        try persistentStoreCoordinator.addPersistentStore(ofType: NSSQLiteStoreType,
                                                          configurationName: nil,
                                                          at: persistentStoreURL,
                                                          options: options)

    } catch {
        fatalError("Unable to Add Persistent Store")
    }

    return persistentStoreCoordinator
}()

Notice that we pass a dictionary of options as the last argument of addPersistentStore(ofType:configurationName:at:options:) to instruct Core Data to perform pending migrations and infer the mapping model for migrations. If adding the persistent store fails, we log any errors to the console. We implement more robust error handling later in this series.

In this example, the persistent store is located in the documents directory. Where you store the persistent store is up to you.

// Helpers
let fileManager = FileManager.default
let storeName = "\(self.modelName).sqlite"

// URL Documents Directory
let documentsDirectoryURL = fileManager.urls(for: .documentDirectory, in: .userDomainMask)[0]

Managed Object Context

Last but not least, we create the managed object context. While the implementation isn't difficult, there are a few details worth pointing out.

public private(set) lazy var managedObjectContext: NSManagedObjectContext = {
    // Initialize Managed Object Context
    let managedObjectContext = NSManagedObjectContext(concurrencyType: .mainQueueConcurrencyType)

    // Configure Managed Object Context
    managedObjectContext.persistentStoreCoordinator = self.persistentStoreCoordinator

    return managedObjectContext
}()

While the managedObjectContext property is marked as public, the setter is private. Only the CoreDataManager instance should be allowed to set the managedObjectContext property.

We initialize the managed object context by invoking init(concurrencyType:), the designated initializer of the NSManagedObjectContext class. The first and only argument of this method is the concurrency type of the managed object context. By passing in .mainQueueConcurrencyType the managed object context is tied to the main queue. This means that managed object context should only be accessed from the main thread. This is a good start, but we change this later in the series to add more flexibility.

Finally, we set the persistentStoreCoordinator property of the managed object context and return the managed object context we create in the closure. Notice that the managedObjectContext is of type NSManagedObjectContext.

Testing the Core Data Stack

Revisit the application delegate and update the print statement in application(_:didFinishLaunchingWithOptions:) as shown below. Run the application one more time to verify that everything is working.

func application(_ application: UIApplication, didFinishLaunchingWithOptions launchOptions: [UIApplication.LaunchOptionsKey: Any]?) -> Bool {
    print(coreDataManager.managedObjectContext)
    return true
}

What's Next?

We've made a good start by implementing the CoreDataManager class.
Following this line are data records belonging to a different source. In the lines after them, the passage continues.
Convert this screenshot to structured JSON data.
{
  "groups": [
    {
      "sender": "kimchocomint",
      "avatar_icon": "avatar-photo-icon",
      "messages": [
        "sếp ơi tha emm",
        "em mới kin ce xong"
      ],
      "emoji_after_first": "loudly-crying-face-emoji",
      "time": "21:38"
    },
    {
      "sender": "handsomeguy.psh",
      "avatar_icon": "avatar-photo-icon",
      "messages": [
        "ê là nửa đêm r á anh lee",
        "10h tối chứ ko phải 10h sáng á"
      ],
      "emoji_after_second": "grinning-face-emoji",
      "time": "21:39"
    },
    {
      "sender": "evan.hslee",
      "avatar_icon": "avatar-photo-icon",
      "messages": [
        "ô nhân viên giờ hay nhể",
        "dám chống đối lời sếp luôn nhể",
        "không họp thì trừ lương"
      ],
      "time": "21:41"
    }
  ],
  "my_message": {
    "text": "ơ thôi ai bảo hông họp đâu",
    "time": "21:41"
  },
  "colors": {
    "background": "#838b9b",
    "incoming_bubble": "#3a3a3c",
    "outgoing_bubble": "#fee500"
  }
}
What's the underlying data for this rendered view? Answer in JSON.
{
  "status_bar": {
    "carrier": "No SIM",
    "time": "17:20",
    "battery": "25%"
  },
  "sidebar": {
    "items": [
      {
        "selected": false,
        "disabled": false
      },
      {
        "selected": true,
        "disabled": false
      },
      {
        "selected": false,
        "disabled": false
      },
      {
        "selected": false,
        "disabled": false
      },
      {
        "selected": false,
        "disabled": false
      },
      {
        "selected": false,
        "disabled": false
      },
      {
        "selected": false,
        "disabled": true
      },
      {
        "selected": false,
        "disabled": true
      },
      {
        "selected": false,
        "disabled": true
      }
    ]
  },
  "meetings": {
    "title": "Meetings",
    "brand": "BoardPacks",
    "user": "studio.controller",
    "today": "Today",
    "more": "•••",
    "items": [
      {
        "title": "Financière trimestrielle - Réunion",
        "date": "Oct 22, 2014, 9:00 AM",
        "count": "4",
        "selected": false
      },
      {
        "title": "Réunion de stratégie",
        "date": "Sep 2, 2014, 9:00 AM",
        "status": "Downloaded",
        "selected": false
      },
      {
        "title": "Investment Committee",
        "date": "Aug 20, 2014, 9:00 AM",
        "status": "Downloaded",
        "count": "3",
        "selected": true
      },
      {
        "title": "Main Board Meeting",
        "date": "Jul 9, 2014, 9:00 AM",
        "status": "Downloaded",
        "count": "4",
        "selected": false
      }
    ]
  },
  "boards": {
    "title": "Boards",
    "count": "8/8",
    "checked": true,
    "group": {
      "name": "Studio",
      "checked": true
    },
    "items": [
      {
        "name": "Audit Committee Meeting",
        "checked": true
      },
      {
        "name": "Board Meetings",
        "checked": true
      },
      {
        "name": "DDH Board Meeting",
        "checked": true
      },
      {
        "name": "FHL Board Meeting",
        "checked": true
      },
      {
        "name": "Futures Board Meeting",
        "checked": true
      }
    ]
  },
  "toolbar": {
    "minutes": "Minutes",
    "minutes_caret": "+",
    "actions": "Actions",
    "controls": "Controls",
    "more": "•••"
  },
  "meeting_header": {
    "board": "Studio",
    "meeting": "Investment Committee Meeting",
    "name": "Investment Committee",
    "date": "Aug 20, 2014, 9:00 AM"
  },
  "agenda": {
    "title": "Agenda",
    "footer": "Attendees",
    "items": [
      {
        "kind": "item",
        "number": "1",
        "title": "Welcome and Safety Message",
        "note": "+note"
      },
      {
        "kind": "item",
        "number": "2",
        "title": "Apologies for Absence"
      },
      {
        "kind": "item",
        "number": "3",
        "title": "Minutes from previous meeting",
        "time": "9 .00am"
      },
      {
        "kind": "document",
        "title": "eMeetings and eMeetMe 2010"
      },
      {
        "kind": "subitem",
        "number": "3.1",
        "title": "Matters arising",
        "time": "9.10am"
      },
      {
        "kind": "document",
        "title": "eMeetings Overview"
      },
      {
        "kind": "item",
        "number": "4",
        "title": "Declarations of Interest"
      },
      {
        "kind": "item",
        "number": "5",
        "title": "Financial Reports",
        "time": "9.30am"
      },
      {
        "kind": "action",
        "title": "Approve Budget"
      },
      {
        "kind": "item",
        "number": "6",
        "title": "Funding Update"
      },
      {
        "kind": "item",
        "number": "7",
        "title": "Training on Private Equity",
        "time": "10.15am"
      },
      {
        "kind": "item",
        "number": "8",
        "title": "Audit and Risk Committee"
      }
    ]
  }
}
In the next episode of this series, we revisit the managed object context.

Next Episode "Two Is Better Than One"